Rick Hogeboom believes that the UT didn’t offer sufficient support to the group. ‘I feel like the leadership of the university has failed us,’ he says. ‘When Arjen passed away, we were promised that the university would do everything in their power to keep all our team members, regardless of what the EU would decide. But once EU indeed decided that the ERC grant would not be paid out in full, the UT didn’t need long to fire five people. That was another big blow for us only a few weeks after Arjen’s death. What is more, the ERC project was not granted for nothing. We had an amazing plan, but our ambitions for research had to be severely lowered. We had such an extraordinary opportunity and we could have successfully completed it, if only we were given the chance.’

Long-lasting consequences

The group is still struggling with the consequences now, a year later. ‘It’s been a tough year,’ says Hogeboom. ‘As soon as we learnt about Arjen’s death, we had to think about the implications – for us, for the group, for his research. And there have been implications for sure.

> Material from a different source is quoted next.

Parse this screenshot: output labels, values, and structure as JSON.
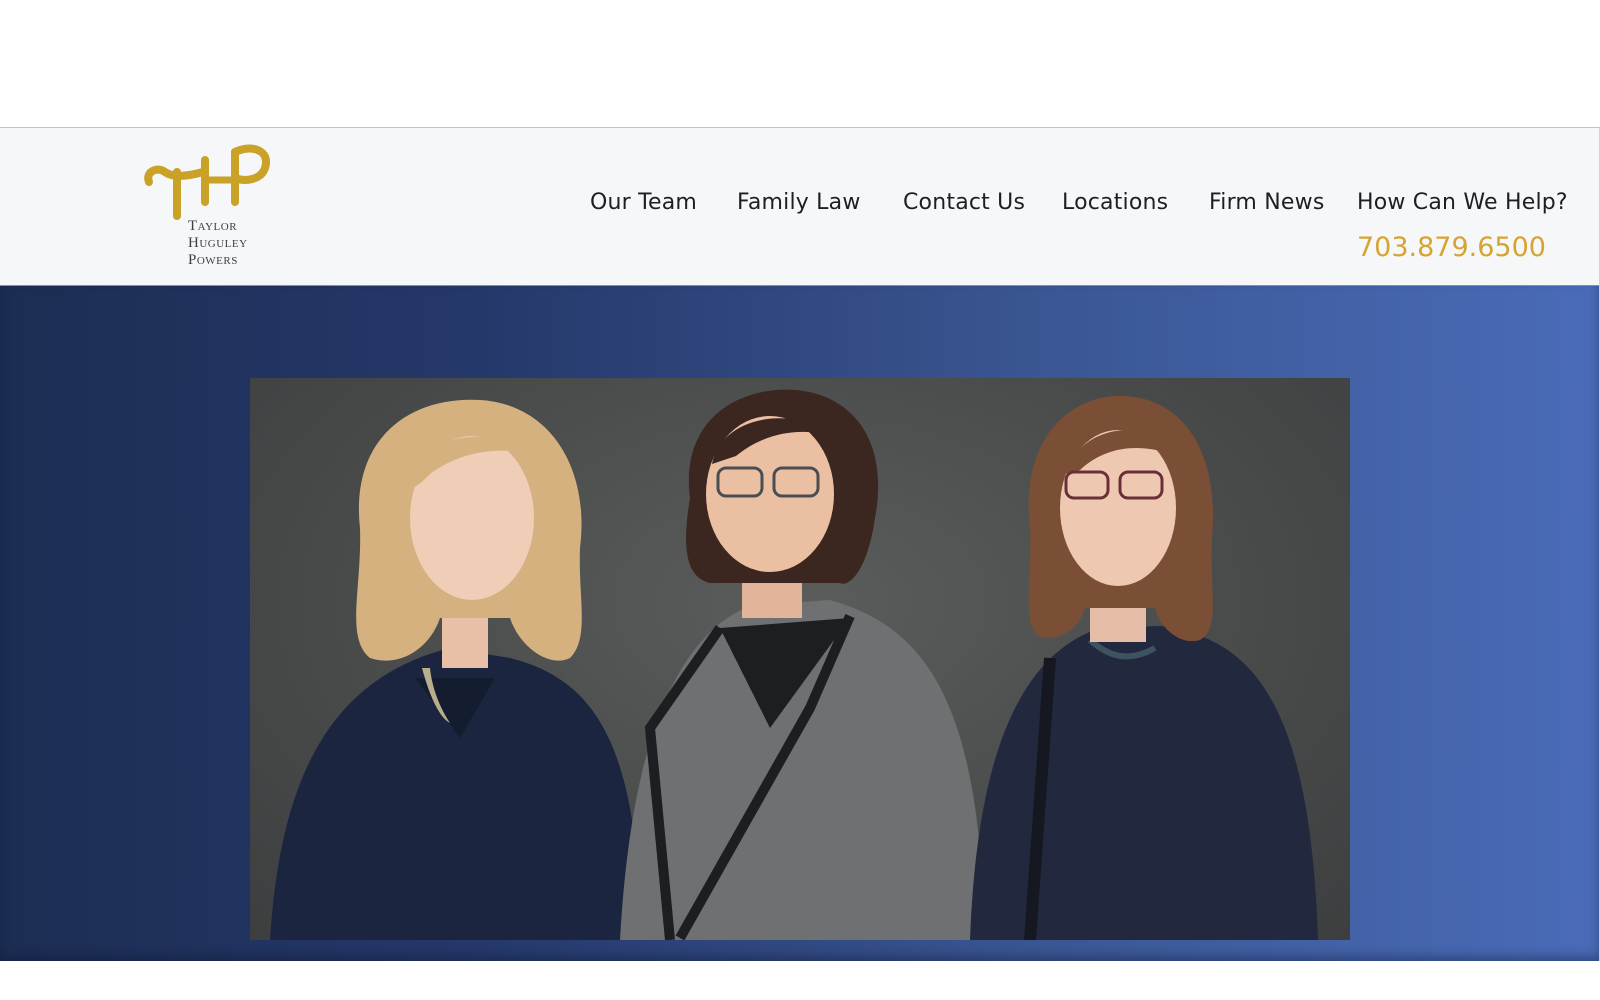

Arjen was so passionate about his work. He was working at a very high level – if it comes to strategy and his effectiveness. Plus, he worked crazy hours. He worked the equivalent of three people, so when he passed away we lost a lot. And we had to work hard, as all his tasks fell on us. Only now we are slowly settling down. Only now I feel like I’m slowly catching up on where I left off before Arjen’s death a year ago. There has been so much extra (educational) workload, there has been no time for research. Science has been put on hold in the past year. It has been all about mourning, surviving and keeping things afloat.’

 ‘It has been all about mourning, surviving and keeping things afloat’

The team is certainly not giving up, though. ‘Our research is different now, but it was Arjen’s dream to do this and we will try our best to keep it alive,’ says Mialyk. The overall atmosphere in the group is also improving, he adds. ‘It is getting better. The mood in the group is optimistic. One thing is for certain: What Arjen developed is very much alive. The water footprint concept and the network he’s created are still here. Water footprint is something that entire countries and companies are applying, it wasn’t just an idea in his mind. I don’t think there is much to improve in the theory he developed. He established the field and now it’s up to us and others to expand it. What he created will for sure live on for a very long time.’

Arjen Y. Hoekstra memorial event

To commemorate their late colleague, researchers from the Multidisciplinary Water Management group at University of Twente are organizing a public memorial event today from 4 pm. They will commemorate professor Arjen Hoekstra by means of four speeches from people who closely worked with him during several stages of his career.

‘Large footprint’

‘He was of course not alone in his research,’ says Hogeboom. ‘Water footprint assessment has really matured over the years and the scientific community will continue working. Although water footprint remains Arjen’s biggest legacy, I know he didn’t want to be only the ‘Mr. Water Footprint’ guy - he mainly wanted to have intelligent discussions, not just reduce things to numbers. That being said, everyone in this field looked at Arjen for the next big step. He had a clear vision. With him gone, it is unclear where the water footprint research will be in ten years. For midterm we have a good idea, because he prepared it in the ERC project. But for the long term we really miss the visionary. And nobody can fill in the gap he left behind. Arjen was exceptional. He left a large footprint in science.’